Dog bites send hundreds of thousands of people to the hospital every year, and they send a few dozen people to the morgue. A dog bite can even cause a pedestrian accident if the victim runs into the street to escape a dog.
Small children suffer disproportionately from dog bites because many of them are too young to understand when they are provoking a dog. The consequences of a dog bite on your property depend on who owns the dog and why the victim was on your property.
If the Dog Belongs to You: Dog Bite Liability
If the dog is yours, Georgia’s dog bite statute governs. Georgia applies a “modified one bite rule.” A dog owner can bear liability for a dog bite if:
- The dog owner knew the dog was vicious, even if the dog had never bitten anyone before. A history of growling, snarling, or charging at people might be enough to prove the dog was vicious.
- The dog owner failed to leash the dog and let it run free in public.
Georgia dog bite law stands between two extremes: strict liability states where the owner is automatically liable, and “one bite rule” states where the owner gets a pass if the dog has never bitten before.
Defenses to Liability
Two main defenses against the Georgia dog bite state apply:
- Provocation: If the victim provoked the dog, the owner probably bears no liability.
- Trespassing: Owners generally bear no liability to a trespasser, even without a “Beware of Dog” sign. Nevertheless, a property owner cannot “sic” their dog on a trespasser unless they reasonably believe that the trespasser intends to cause immediate bodily harm.
Other defenses might apply as well, depending on the facts of your case.
A residential dog owner’s homeowner’s insurance or renter’s insurance likely covers dog bites. Some policies, however, exclude bites by certain breeds of dogs, such as pit bulls and Rottweilers.
If the Dog Doesn’t Belong to You: Premises Liability
Someone on your property might suffer a bite from a dog that doesn’t belong to you:
- Stray dogs might frequently traverse your land;
- You might own an apartment complex where guests own dogs and walk them in public areas; or
- You might be the owner of a kennel.
In all cases, you bear the possibility of premises liability as a property owner or operator. Your liability depends on the position of the bite victim, as described below.

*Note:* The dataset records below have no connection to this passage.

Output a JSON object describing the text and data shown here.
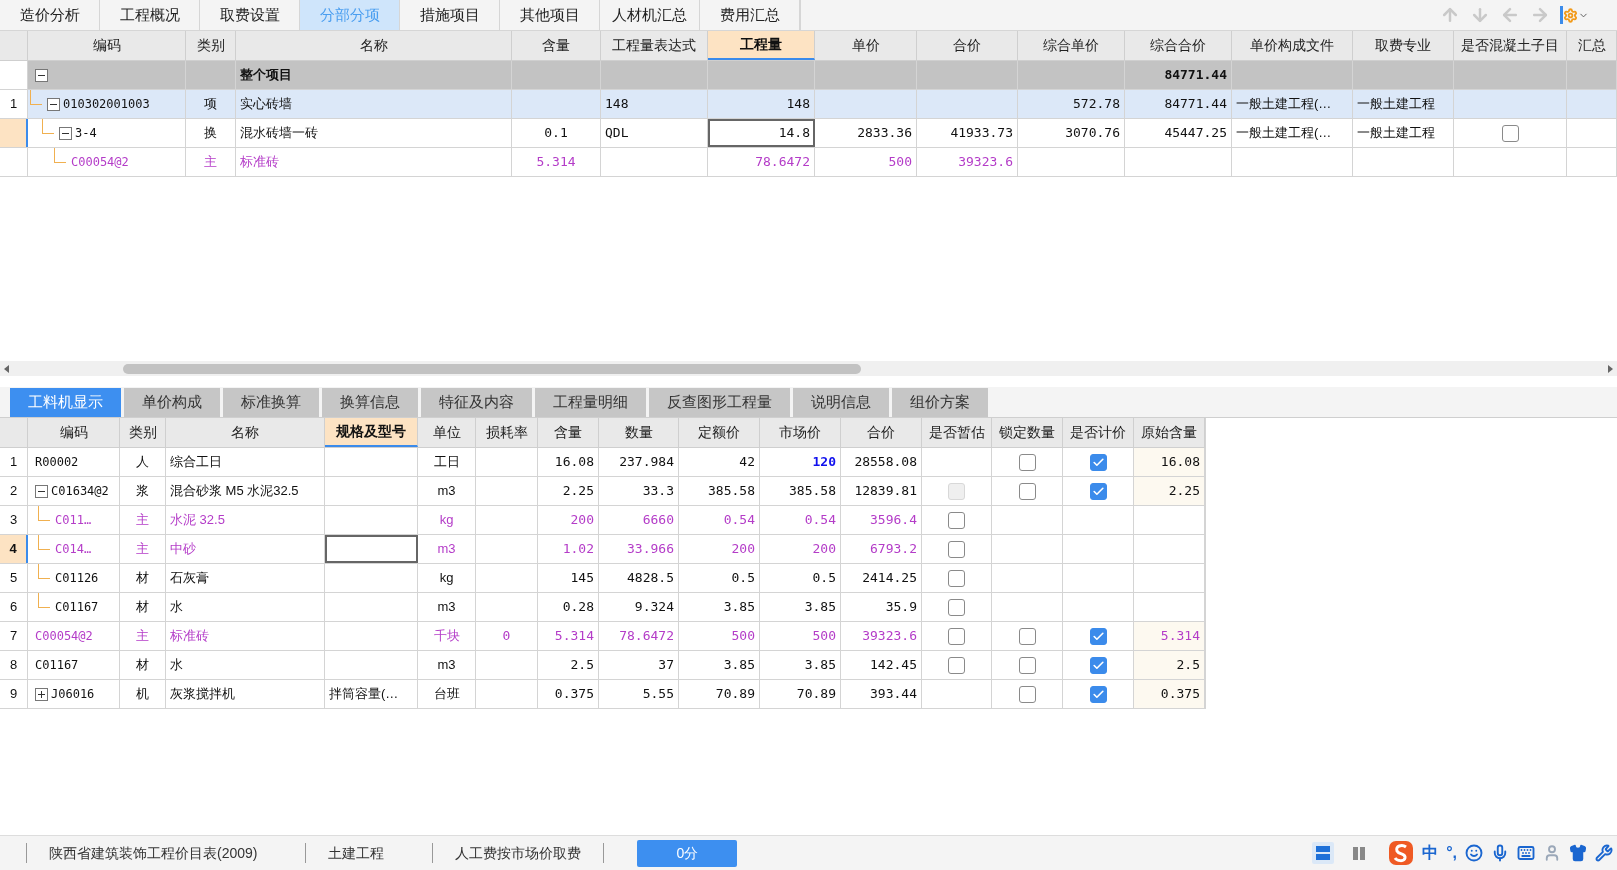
{
  "top_tabs": [
    {
      "label": "造价分析",
      "selected": false
    },
    {
      "label": "工程概况",
      "selected": false
    },
    {
      "label": "取费设置",
      "selected": false
    },
    {
      "label": "分部分项",
      "selected": true
    },
    {
      "label": "措施项目",
      "selected": false
    },
    {
      "label": "其他项目",
      "selected": false
    },
    {
      "label": "人材机汇总",
      "selected": false
    },
    {
      "label": "费用汇总",
      "selected": false
    }
  ],
  "toolbar": [
    {
      "kind": "up",
      "disabled": true
    },
    {
      "kind": "down",
      "disabled": true
    },
    {
      "kind": "left",
      "disabled": true
    },
    {
      "kind": "right",
      "disabled": true
    },
    {
      "kind": "settings",
      "disabled": false
    }
  ],
  "top_table": {
    "columns": [
      {
        "label": "编码",
        "selected": false
      },
      {
        "label": "类别",
        "selected": false
      },
      {
        "label": "名称",
        "selected": false
      },
      {
        "label": "含量",
        "selected": false
      },
      {
        "label": "工程量表达式",
        "selected": false
      },
      {
        "label": "工程量",
        "selected": true
      },
      {
        "label": "单价",
        "selected": false
      },
      {
        "label": "合价",
        "selected": false
      },
      {
        "label": "综合单价",
        "selected": false
      },
      {
        "label": "综合合价",
        "selected": false
      },
      {
        "label": "单价构成文件",
        "selected": false
      },
      {
        "label": "取费专业",
        "selected": false
      },
      {
        "label": "是否混凝土子目",
        "selected": false
      },
      {
        "label": "汇总",
        "selected": false
      }
    ],
    "rows": [
      {
        "kind": "group",
        "selected": false,
        "expanded": true,
        "cells": [
          null,
          null,
          "整个项目",
          null,
          null,
          null,
          null,
          null,
          null,
          "84771.44",
          null,
          null,
          null,
          null
        ],
        "children": [
          {
            "kind": "item",
            "number": "1",
            "selected": false,
            "expanded": true,
            "cells": [
              "010302001003",
              "项",
              "实心砖墙",
              null,
              "148",
              "148",
              null,
              null,
              "572.78",
              "84771.44",
              "一般土建工程(…",
              "一般土建工程",
              null,
              null
            ],
            "children": [
              {
                "kind": "normal",
                "selected": true,
                "expanded": true,
                "cells": [
                  "3-4",
                  "换",
                  "混水砖墙一砖",
                  "0.1",
                  "QDL",
                  "14.8",
                  "2833.36",
                  "41933.73",
                  "3070.76",
                  "45447.25",
                  "一般土建工程(…",
                  "一般土建工程",
                  {
                    "checked": false
                  },
                  null
                ],
                "children": [
                  {
                    "kind": "main",
                    "selected": false,
                    "cells": [
                      "C00054@2",
                      "主",
                      "标准砖",
                      "5.314",
                      null,
                      "78.6472",
                      "500",
                      "39323.6",
                      null,
                      null,
                      null,
                      null,
                      null,
                      null
                    ]
                  }
                ]
              }
            ]
          }
        ]
      }
    ]
  },
  "scrollbar": {
    "kind": "horizontal"
  },
  "bottom_tabs": [
    {
      "label": "工料机显示",
      "selected": true
    },
    {
      "label": "单价构成",
      "selected": false
    },
    {
      "label": "标准换算",
      "selected": false
    },
    {
      "label": "换算信息",
      "selected": false
    },
    {
      "label": "特征及内容",
      "selected": false
    },
    {
      "label": "工程量明细",
      "selected": false
    },
    {
      "label": "反查图形工程量",
      "selected": false
    },
    {
      "label": "说明信息",
      "selected": false
    },
    {
      "label": "组价方案",
      "selected": false
    }
  ],
  "bottom_table": {
    "columns": [
      {
        "label": "编码",
        "selected": false
      },
      {
        "label": "类别",
        "selected": false
      },
      {
        "label": "名称",
        "selected": false
      },
      {
        "label": "规格及型号",
        "selected": true
      },
      {
        "label": "单位",
        "selected": false
      },
      {
        "label": "损耗率",
        "selected": false
      },
      {
        "label": "含量",
        "selected": false
      },
      {
        "label": "数量",
        "selected": false
      },
      {
        "label": "定额价",
        "selected": false
      },
      {
        "label": "市场价",
        "selected": false
      },
      {
        "label": "合价",
        "selected": false
      },
      {
        "label": "是否暂估",
        "selected": false
      },
      {
        "label": "锁定数量",
        "selected": false
      },
      {
        "label": "是否计价",
        "selected": false
      },
      {
        "label": "原始含量",
        "selected": false
      }
    ],
    "rows": [
      {
        "kind": "normal",
        "number": "1",
        "selected": false,
        "cells": [
          "R00002",
          "人",
          "综合工日",
          null,
          "工日",
          null,
          "16.08",
          "237.984",
          "42",
          {
            "text": "120",
            "highlighted": true
          },
          "28558.08",
          null,
          {
            "checked": false
          },
          {
            "checked": true
          },
          "16.08"
        ]
      },
      {
        "kind": "normal",
        "number": "2",
        "selected": false,
        "expanded": true,
        "cells": [
          "C01634@2",
          "浆",
          "混合砂浆 M5 水泥32.5",
          null,
          "m3",
          null,
          "2.25",
          "33.3",
          "385.58",
          "385.58",
          "12839.81",
          {
            "checked": false,
            "disabled": true
          },
          {
            "checked": false
          },
          {
            "checked": true
          },
          "2.25"
        ],
        "children": [
          {
            "kind": "main",
            "number": "3",
            "selected": false,
            "cells": [
              "C011…",
              "主",
              "水泥 32.5",
              null,
              "kg",
              null,
              "200",
              "6660",
              "0.54",
              "0.54",
              "3596.4",
              {
                "checked": false
              },
              null,
              null,
              null
            ]
          },
          {
            "kind": "main",
            "number": "4",
            "selected": true,
            "cells": [
              "C014…",
              "主",
              "中砂",
              null,
              "m3",
              null,
              "1.02",
              "33.966",
              "200",
              "200",
              "6793.2",
              {
                "checked": false
              },
              null,
              null,
              null
            ]
          },
          {
            "kind": "normal",
            "number": "5",
            "selected": false,
            "cells": [
              "C01126",
              "材",
              "石灰膏",
              null,
              "kg",
              null,
              "145",
              "4828.5",
              "0.5",
              "0.5",
              "2414.25",
              {
                "checked": false
              },
              null,
              null,
              null
            ]
          },
          {
            "kind": "normal",
            "number": "6",
            "selected": false,
            "cells": [
              "C01167",
              "材",
              "水",
              null,
              "m3",
              null,
              "0.28",
              "9.324",
              "3.85",
              "3.85",
              "35.9",
              {
                "checked": false
              },
              null,
              null,
              null
            ]
          }
        ]
      },
      {
        "kind": "main",
        "number": "7",
        "selected": false,
        "cells": [
          "C00054@2",
          "主",
          "标准砖",
          null,
          "千块",
          "0",
          "5.314",
          "78.6472",
          "500",
          "500",
          "39323.6",
          {
            "checked": false
          },
          {
            "checked": false
          },
          {
            "checked": true
          },
          "5.314"
        ]
      },
      {
        "kind": "normal",
        "number": "8",
        "selected": false,
        "cells": [
          "C01167",
          "材",
          "水",
          null,
          "m3",
          null,
          "2.5",
          "37",
          "3.85",
          "3.85",
          "142.45",
          {
            "checked": false
          },
          {
            "checked": false
          },
          {
            "checked": true
          },
          "2.5"
        ]
      },
      {
        "kind": "normal",
        "number": "9",
        "selected": false,
        "expanded": false,
        "cells": [
          "J06016",
          "机",
          "灰浆搅拌机",
          "拌筒容量(…",
          "台班",
          null,
          "0.375",
          "5.55",
          "70.89",
          "70.89",
          "393.44",
          null,
          {
            "checked": false
          },
          {
            "checked": true
          },
          "0.375"
        ]
      }
    ]
  },
  "status_bar": {
    "items": [
      "陕西省建筑装饰工程价目表(2009)",
      "土建工程",
      "人工费按市场价取费"
    ],
    "score": "0分",
    "view_buttons": [
      {
        "kind": "rows",
        "selected": true
      },
      {
        "kind": "columns",
        "selected": false
      }
    ],
    "ime": [
      {
        "kind": "logo"
      },
      {
        "kind": "text",
        "label": "中"
      },
      {
        "kind": "text",
        "label": "°,"
      },
      {
        "kind": "emoji"
      },
      {
        "kind": "mic"
      },
      {
        "kind": "keyboard"
      },
      {
        "kind": "user"
      },
      {
        "kind": "shirt"
      },
      {
        "kind": "wrench"
      }
    ]
  }
}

An invitee is someone you invite to your property, either directly or indirectly, in the furtherance of business. Customers are invitees of business premises, for example. You can bear liability for injuries to an invitee if you knew or should have known of the danger.
Once you know or should know of the danger, it is up to you to warn of the danger or remedy it. The actual or likely presence of a vicious dog constitutes a danger for which you can bear liability.

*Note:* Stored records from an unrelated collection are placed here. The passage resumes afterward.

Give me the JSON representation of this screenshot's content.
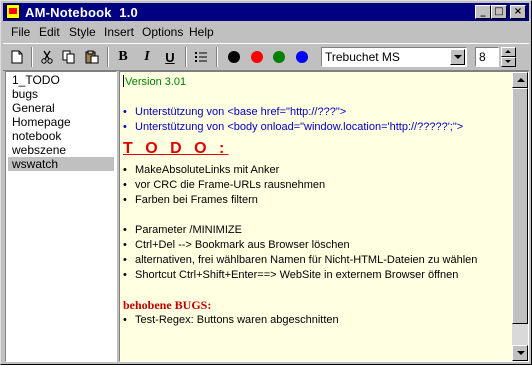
{
  "window": {
    "title": "AM-Notebook  1.0",
    "controls": {
      "minimize": "_",
      "maximize": "□",
      "close": "×"
    }
  },
  "menu": [
    "File",
    "Edit",
    "Style",
    "Insert",
    "Options",
    "Help"
  ],
  "toolbar": {
    "colors": [
      "#000000",
      "#ff0000",
      "#008000",
      "#0000ff"
    ],
    "bold_label": "B",
    "italic_label": "I",
    "underline_label": "U",
    "font_name": "Trebuchet MS",
    "font_size": "8"
  },
  "sidebar": {
    "items": [
      "1_TODO",
      "bugs",
      "General",
      "Homepage",
      "notebook",
      "webszene",
      "wswatch"
    ],
    "selected": "wswatch"
  },
  "editor": {
    "version": "Version 3.01",
    "intro_bullets": [
      "Unterstützung von <base href=\"http://???\">",
      "Unterstützung von <body onload=\"window.location='http://?????';\">"
    ],
    "todo_heading": "T O D O :",
    "todo_items_1": [
      "MakeAbsoluteLinks mit Anker",
      "vor CRC die Frame-URLs rausnehmen",
      "Farben bei Frames filtern"
    ],
    "todo_items_2": [
      "Parameter /MINIMIZE",
      "Ctrl+Del --> Bookmark aus Browser löschen",
      "alternativen, frei wählbaren Namen für Nicht-HTML-Dateien zu wählen",
      "Shortcut Ctrl+Shift+Enter==> WebSite in externem Browser öffnen"
    ],
    "bugs_heading": "behobene BUGS:",
    "bugs_items": [
      "Test-Regex: Buttons waren abgeschnitten"
    ]
  }
}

Following are some defenses to liability:
- The danger that the dog represented was “open and obvious”;
- The dog bite victim had traversed the land before and knew of the danger; or
- The victim was at fault (by provoking the dog, for example).

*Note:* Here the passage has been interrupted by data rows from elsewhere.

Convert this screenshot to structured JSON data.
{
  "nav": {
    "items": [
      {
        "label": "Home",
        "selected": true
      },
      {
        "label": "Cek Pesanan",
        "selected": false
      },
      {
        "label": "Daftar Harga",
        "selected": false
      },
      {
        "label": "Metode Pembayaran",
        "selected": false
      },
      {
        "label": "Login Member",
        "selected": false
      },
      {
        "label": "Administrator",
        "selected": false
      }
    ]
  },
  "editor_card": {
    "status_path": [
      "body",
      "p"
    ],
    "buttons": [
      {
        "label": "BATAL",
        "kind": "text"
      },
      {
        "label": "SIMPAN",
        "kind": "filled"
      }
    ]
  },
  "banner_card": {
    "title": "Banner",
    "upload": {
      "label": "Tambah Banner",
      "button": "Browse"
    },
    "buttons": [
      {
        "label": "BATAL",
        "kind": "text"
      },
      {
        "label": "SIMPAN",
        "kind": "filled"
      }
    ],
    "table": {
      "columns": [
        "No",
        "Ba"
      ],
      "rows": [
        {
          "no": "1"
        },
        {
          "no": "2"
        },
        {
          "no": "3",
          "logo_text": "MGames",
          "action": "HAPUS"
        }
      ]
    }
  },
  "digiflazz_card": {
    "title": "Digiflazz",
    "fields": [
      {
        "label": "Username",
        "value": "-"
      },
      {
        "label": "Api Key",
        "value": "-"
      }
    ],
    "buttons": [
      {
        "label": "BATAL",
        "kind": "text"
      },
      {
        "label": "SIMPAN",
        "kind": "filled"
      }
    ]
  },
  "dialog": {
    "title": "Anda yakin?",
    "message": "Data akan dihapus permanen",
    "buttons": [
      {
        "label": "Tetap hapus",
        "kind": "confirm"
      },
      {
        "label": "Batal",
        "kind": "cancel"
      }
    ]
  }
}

A property owner’s liability to an invitee is almost the same regardless of whether the property owner owns the dog.
A licensee is simply someone who is your property with your permission. This might include:
- A neighbor who stops by to borrow your lawnmower;
- Someone you allow to hunt on your property;
- An organization that holds meetings on your property (if it does not pay rent); or
- A road construction crew broadening the road in front of your home.
A property owner bears liability to a licensee if they:
- Knows or should know of a condition that creates an unreasonable danger;
- Should expect that the licensee will not see or realize the danger; and
- Fails to remedy the condition or warn the licensee.
An example might be the occasional presence of an apparently friendly, unleashed dog who becomes vicious whenever a stranger tries to pet them.
Generally, a property owner or occupier is not liable for injuries to a trespasser. Under certain circumstances, a property owner might be liable to child trespassers.
Seek the Assistance of a Lawyer
Once you factor in pain and suffering compensation, the average dog bite claim can easily reach tens of thousands of dollars. Accordingly, a dog bite claim is definitely a good reason to search for an experienced dog bite lawyer.
Contact the Atlanta Personal Injury Lawyers at Hasner Law, P.C. For Help
We serve in Fulton County, Chatham County, and its surrounding areas: